== REQUIRED WORK ==
Using the data below, return every line that holds the word "white".

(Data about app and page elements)
*****
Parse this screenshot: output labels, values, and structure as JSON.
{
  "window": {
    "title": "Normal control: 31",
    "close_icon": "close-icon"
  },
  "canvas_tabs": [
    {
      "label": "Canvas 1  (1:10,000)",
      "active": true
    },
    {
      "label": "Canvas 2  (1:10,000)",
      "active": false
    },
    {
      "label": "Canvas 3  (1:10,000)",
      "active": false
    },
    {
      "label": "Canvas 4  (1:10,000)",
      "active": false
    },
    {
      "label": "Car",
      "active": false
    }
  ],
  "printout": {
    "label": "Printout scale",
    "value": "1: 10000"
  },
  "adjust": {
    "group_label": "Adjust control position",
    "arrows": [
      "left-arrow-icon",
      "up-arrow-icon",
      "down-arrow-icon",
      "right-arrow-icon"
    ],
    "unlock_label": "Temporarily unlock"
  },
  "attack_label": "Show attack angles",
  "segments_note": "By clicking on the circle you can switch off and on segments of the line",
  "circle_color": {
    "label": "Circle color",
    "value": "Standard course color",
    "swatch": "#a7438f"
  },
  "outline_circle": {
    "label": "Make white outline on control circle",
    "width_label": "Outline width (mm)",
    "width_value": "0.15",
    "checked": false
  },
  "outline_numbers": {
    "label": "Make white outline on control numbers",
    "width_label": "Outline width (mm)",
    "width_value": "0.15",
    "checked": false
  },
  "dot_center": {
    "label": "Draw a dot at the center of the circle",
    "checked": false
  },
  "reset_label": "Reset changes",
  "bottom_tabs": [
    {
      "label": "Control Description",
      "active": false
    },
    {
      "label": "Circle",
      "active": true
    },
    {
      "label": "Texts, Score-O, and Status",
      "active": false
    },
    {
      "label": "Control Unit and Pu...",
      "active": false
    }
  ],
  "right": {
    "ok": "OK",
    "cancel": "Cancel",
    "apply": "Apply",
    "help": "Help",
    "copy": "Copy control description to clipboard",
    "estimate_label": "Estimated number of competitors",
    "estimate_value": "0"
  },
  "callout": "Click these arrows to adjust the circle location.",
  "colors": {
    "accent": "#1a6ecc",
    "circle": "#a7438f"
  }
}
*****
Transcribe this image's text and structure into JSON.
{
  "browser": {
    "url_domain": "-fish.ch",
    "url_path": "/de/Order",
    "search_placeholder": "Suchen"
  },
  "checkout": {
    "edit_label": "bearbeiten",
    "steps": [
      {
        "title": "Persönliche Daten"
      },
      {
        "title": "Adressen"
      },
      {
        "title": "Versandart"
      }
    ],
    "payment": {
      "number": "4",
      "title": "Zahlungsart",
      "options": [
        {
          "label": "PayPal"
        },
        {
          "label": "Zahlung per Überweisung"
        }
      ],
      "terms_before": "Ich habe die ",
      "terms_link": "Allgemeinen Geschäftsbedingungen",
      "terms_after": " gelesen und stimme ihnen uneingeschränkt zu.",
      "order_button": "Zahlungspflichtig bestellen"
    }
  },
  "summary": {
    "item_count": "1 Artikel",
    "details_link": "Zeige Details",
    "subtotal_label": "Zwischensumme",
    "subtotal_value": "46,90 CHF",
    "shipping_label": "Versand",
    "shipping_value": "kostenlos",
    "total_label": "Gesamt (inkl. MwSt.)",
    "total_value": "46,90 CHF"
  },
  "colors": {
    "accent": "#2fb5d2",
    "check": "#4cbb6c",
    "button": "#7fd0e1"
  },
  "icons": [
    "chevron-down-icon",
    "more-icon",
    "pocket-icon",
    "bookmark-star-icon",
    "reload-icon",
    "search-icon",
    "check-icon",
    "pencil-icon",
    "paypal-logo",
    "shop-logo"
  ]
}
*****
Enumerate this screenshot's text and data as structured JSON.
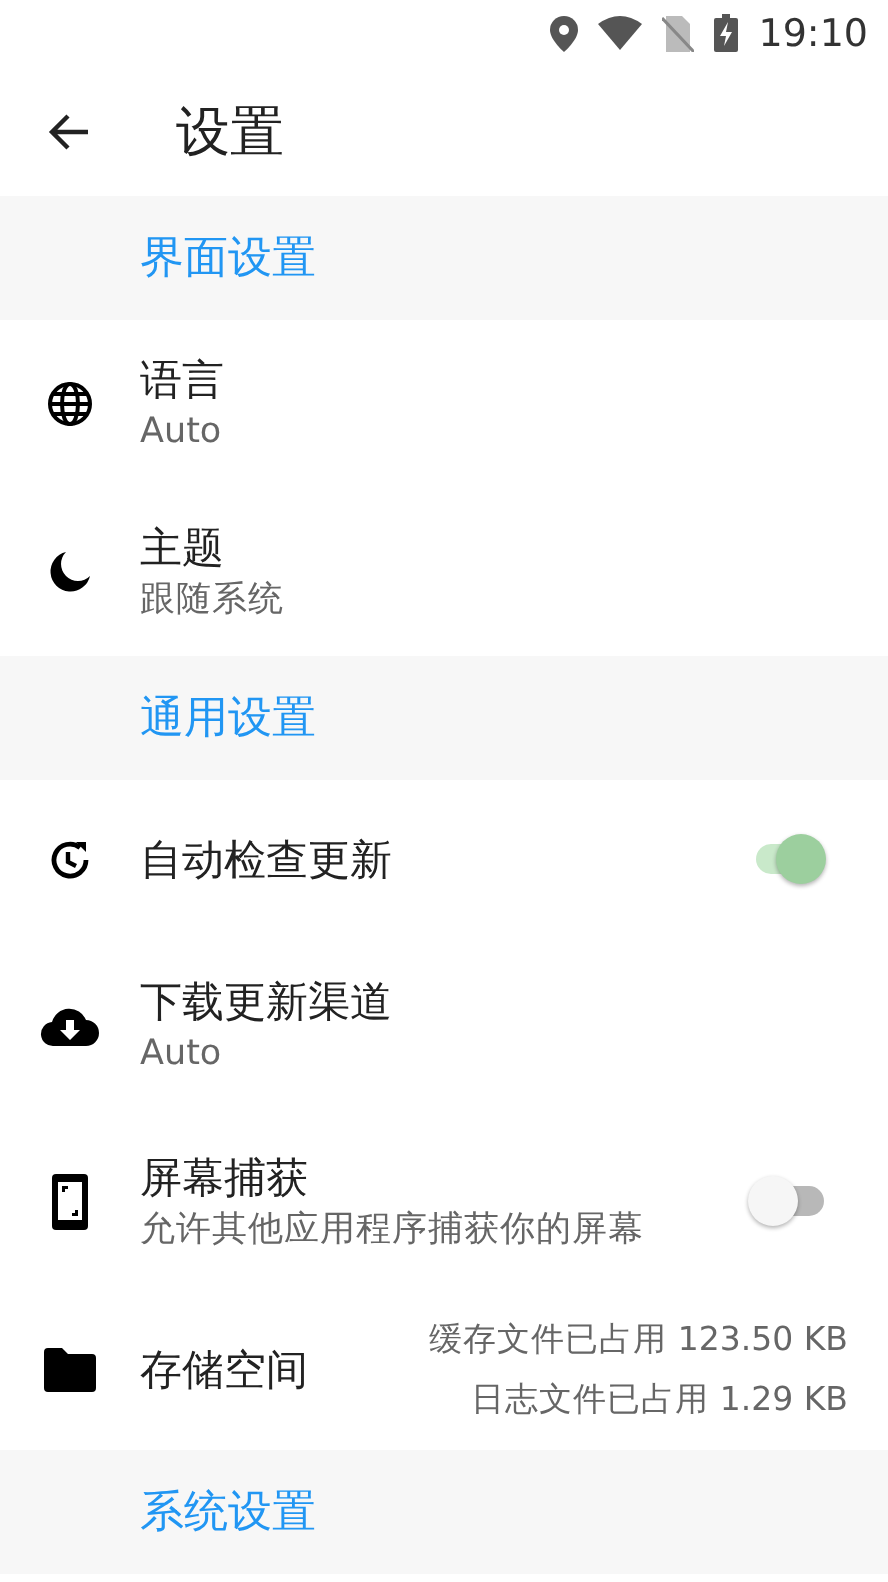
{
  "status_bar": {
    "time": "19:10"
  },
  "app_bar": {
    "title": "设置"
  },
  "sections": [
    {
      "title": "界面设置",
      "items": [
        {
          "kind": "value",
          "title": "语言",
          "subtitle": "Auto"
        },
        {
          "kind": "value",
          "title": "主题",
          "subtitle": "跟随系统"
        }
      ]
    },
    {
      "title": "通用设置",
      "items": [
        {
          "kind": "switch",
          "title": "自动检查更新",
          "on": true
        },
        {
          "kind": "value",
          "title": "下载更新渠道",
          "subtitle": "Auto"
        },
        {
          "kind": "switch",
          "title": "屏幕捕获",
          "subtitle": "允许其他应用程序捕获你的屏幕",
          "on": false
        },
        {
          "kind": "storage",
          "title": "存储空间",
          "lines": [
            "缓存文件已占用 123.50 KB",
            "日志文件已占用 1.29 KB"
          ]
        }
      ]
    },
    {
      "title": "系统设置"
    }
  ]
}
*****
== SOLUTION BELOW ==
    "label": "Make white outline on control circle",
    "label": "Make white outline on control numbers",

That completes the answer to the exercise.